Field Coordinator at Watershed Watch Salmon Society
MSc in Ecological Restoration, 2018
“We’re used to spitting out stats and figures, but it really comes back to stories. It helps bridge that connection to tell your story and hear theirs.”
After graduating with a BSc from the University of the Fraser Valley, Meghan knew she wanted to pursue a master’s degree with an outdoor component, varied work, opportunity to specialize, and the ability to make positive change. Though unsure at first, she soon found the MSc in Ecological Restoration program. Restoration seemed to tick all those boxes for her, and she found herself in the program’s second cohort.
Research on the Katzie Slough and making lasting connections
Though Meghan initially entered the program wanting to focus on forests, she soon became fascinated by salmon and their ecological, cultural, and economic importance. While searching for an applied research project, she discovered Watershed Watch Salmon Society and became interested in their work on the Katzie Slough.
Meghan’s research focused on assessing the condition of the Katzie Slough, a 10km side channel of the Pitt River. By surveying for invasive plants, collecting aerial video of waterways, and sampling water quality, Meghan identified areas of concern and made management recommendations. These included removing certain invasives from target areas, increasing riparian buffer zones, and upgrading flood-control infrastructure.
Meghan enjoyed having plenty of opportunity for networking through the program, and felt that the partnership between both BCIT and SFU helped maximize those opportunities. In her professional life, she says she constantly meets people with some connection to ecological restoration, even those she’s worked with in the past or other alumni. She also enjoyed the opportunity to gain field work experience through her research, and the unique set of challenges and obstacles it taught her to overcome.
Work with Watershed Watch
After graduation, Meghan joined Watershed Watch full-time, just in time to get involved with a restoration project removing invasives and expanding riparian planting in the Katzie Slough.

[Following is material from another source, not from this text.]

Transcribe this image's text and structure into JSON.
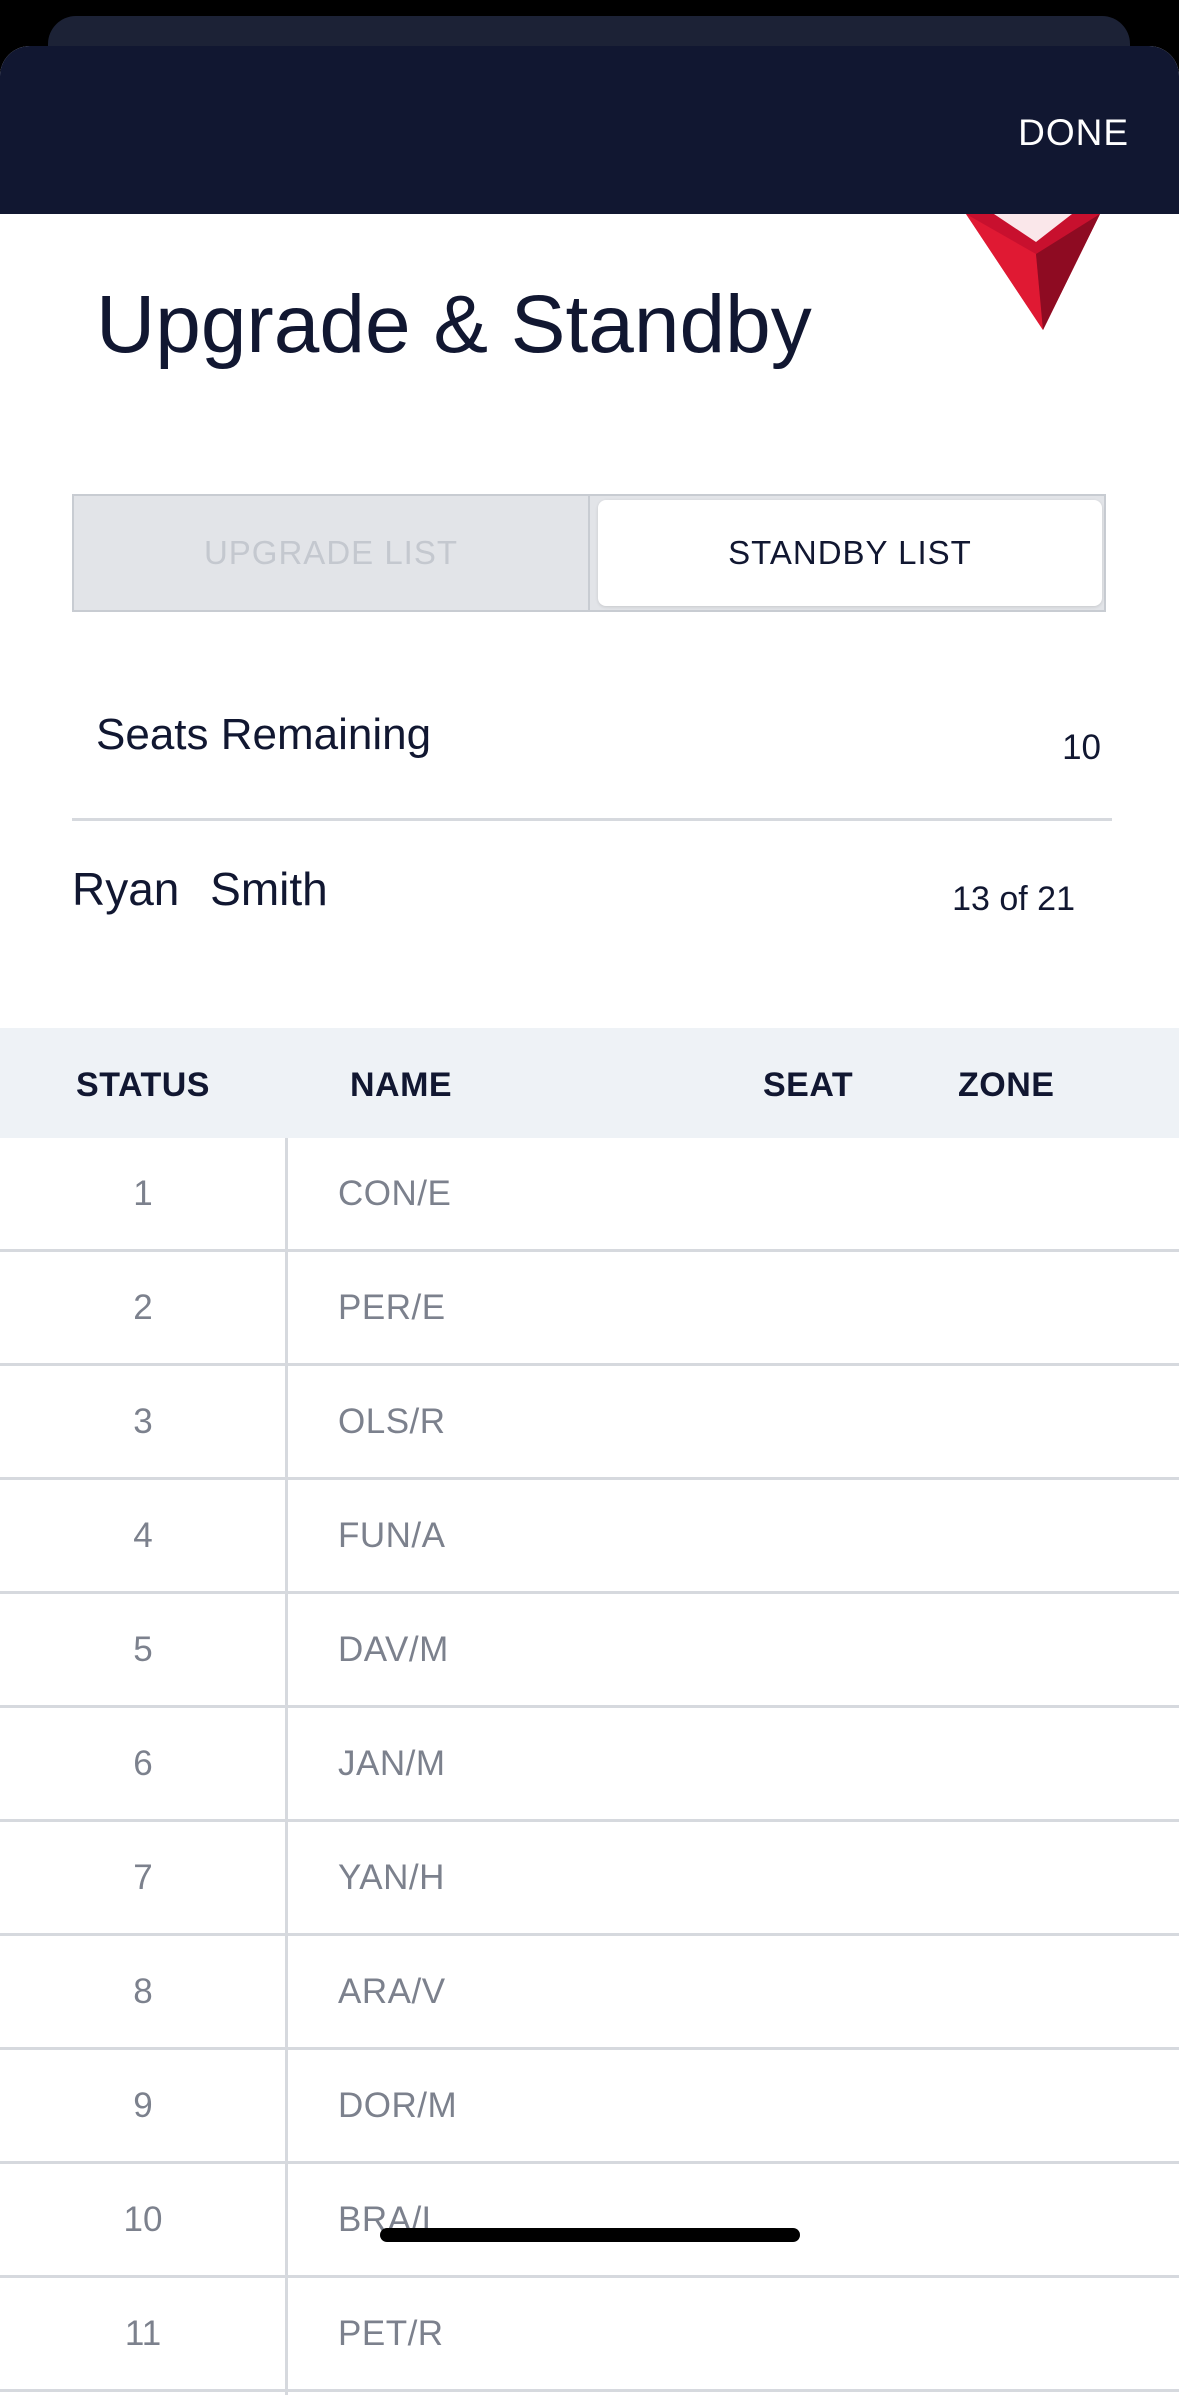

She also worked with the Connected Waters campaign, spending a summer sampling fish and water quality at various field sites. Currently, she’s been busy working on the Resilient Waters campaign, a partnership with MakeWay. Through public engagement and supporting field work with Pearson Ecological, the campaign seeks to upgrade flood-control infrastructure in the lower Fraser River, identifying sites which would best restore access to fish habitat.
Meghan has found she enjoys public engagement a lot more than anticipated, and it’s been rewarding communicating these issues and the benefits of addressing them. Every day has something different in store. Though small and primarily an advocacy group, Watershed Watch is interested in continuing more restoration work and Meghan is eagerly striving to make that happen.
Effecting change through advocacy
For Meghan, who grew up in the Vancouver area and has always felt a strong connection to the landscape, ecological restoration feels like an opportunity to give back and create meaningful change. To her, salmon seem like an obvious choice for restoration, and their importance cannot be understated.
Though not everyone agrees at first, she’s learned a lot about how to advocate effectively. “We come at it from a scientific background. We’re used to spitting out stats and figures, but it really comes back to stories,” she explains, “It helps bridge that connection to tell your story and hear theirs. Some people may not care much about restoration of streams for fish, for instance, but they may care about improving water quality for crops. Care about their concerns and find common ground.”
Meghan also sees good advocacy as a tool for larger-scale change. “Municipalities don’t have a lot of money to invest in these infrastructure projects. There’s hesitancy to invest in nature based solutions. Getting out information about their efficacy and the long-term cost savings will make it easier to transition,” she says. She has high hopes for the Resilient Waters campaign to effect serious change. With practices such as dam removal gaining traction, she thinks people are finally starting to value our freshwater resources.
Advice for new students: get out there and talk to people
Meghan’s advice for those just starting out in restoration is to just talk to people. Whether it’s through a conference, webinar, volunteering session, or someone whose work you read about, reach out. Everyone she knows in the field has been very open and excited to talk about their experience, interests, and work. It helps that there’s increasingly more resources and publications. She’s proud that restoration is starting to break out of scientific circles, and excited to see what the field will accomplish in years to come.